# WORK TO BE COMPLETED:
Exact copies of all the records are to be printed.

##### EXERCISE INPUTS #####

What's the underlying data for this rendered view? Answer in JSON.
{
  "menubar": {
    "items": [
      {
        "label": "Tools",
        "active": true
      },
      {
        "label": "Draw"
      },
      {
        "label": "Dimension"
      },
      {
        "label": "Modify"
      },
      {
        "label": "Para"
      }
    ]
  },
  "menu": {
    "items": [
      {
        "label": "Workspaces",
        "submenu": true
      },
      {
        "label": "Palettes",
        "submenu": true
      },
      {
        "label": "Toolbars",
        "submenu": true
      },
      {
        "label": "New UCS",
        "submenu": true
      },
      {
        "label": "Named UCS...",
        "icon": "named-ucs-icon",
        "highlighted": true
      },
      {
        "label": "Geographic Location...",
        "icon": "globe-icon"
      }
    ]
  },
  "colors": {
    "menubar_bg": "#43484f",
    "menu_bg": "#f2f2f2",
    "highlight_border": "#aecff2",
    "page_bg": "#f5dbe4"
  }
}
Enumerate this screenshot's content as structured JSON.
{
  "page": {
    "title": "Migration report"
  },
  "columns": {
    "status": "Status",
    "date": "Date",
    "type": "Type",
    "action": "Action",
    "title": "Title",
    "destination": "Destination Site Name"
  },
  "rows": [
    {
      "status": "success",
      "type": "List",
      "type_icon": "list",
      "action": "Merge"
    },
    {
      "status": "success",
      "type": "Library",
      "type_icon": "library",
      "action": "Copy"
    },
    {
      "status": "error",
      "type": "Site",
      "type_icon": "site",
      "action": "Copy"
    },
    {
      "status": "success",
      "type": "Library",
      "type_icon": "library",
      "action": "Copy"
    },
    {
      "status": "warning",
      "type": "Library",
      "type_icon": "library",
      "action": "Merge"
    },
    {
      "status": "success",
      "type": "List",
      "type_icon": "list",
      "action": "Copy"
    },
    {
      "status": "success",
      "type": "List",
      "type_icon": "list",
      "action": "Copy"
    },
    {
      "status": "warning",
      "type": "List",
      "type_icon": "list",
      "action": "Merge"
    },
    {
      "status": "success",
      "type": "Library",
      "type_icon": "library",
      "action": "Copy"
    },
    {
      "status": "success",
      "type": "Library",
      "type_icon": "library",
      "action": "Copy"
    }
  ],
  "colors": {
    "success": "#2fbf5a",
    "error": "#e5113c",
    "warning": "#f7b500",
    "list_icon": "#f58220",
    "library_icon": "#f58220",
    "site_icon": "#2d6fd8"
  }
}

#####

# SOLUTION TO THE EXERCISE:
What's the underlying data for this rendered view? Answer in JSON.
{
  "menubar": {
    "items": [
      {
        "label": "Tools",
        "active": true
      },
      {
        "label": "Draw"
      },
      {
        "label": "Dimension"
      },
      {
        "label": "Modify"
      },
      {
        "label": "Para"
      }
    ]
  },
  "menu": {
    "items": [
      {
        "label": "Workspaces",
        "submenu": true
      },
      {
        "label": "Palettes",
        "submenu": true
      },
      {
        "label": "Toolbars",
        "submenu": true
      },
      {
        "label": "New UCS",
        "submenu": true
      },
      {
        "label": "Named UCS...",
        "icon": "named-ucs-icon",
        "highlighted": true
      },
      {
        "label": "Geographic Location...",
        "icon": "globe-icon"
      }
    ]
  },
  "colors": {
    "menubar_bg": "#43484f",
    "menu_bg": "#f2f2f2",
    "highlight_border": "#aecff2",
    "page_bg": "#f5dbe4"
  }
}
Enumerate this screenshot's content as structured JSON.
{
  "page": {
    "title": "Migration report"
  },
  "columns": {
    "status": "Status",
    "date": "Date",
    "type": "Type",
    "action": "Action",
    "title": "Title",
    "destination": "Destination Site Name"
  },
  "rows": [
    {
      "status": "success",
      "type": "List",
      "type_icon": "list",
      "action": "Merge"
    },
    {
      "status": "success",
      "type": "Library",
      "type_icon": "library",
      "action": "Copy"
    },
    {
      "status": "error",
      "type": "Site",
      "type_icon": "site",
      "action": "Copy"
    },
    {
      "status": "success",
      "type": "Library",
      "type_icon": "library",
      "action": "Copy"
    },
    {
      "status": "warning",
      "type": "Library",
      "type_icon": "library",
      "action": "Merge"
    },
    {
      "status": "success",
      "type": "List",
      "type_icon": "list",
      "action": "Copy"
    },
    {
      "status": "success",
      "type": "List",
      "type_icon": "list",
      "action": "Copy"
    },
    {
      "status": "warning",
      "type": "List",
      "type_icon": "list",
      "action": "Merge"
    },
    {
      "status": "success",
      "type": "Library",
      "type_icon": "library",
      "action": "Copy"
    },
    {
      "status": "success",
      "type": "Library",
      "type_icon": "library",
      "action": "Copy"
    }
  ],
  "colors": {
    "success": "#2fbf5a",
    "error": "#e5113c",
    "warning": "#f7b500",
    "list_icon": "#f58220",
    "library_icon": "#f58220",
    "site_icon": "#2d6fd8"
  }
}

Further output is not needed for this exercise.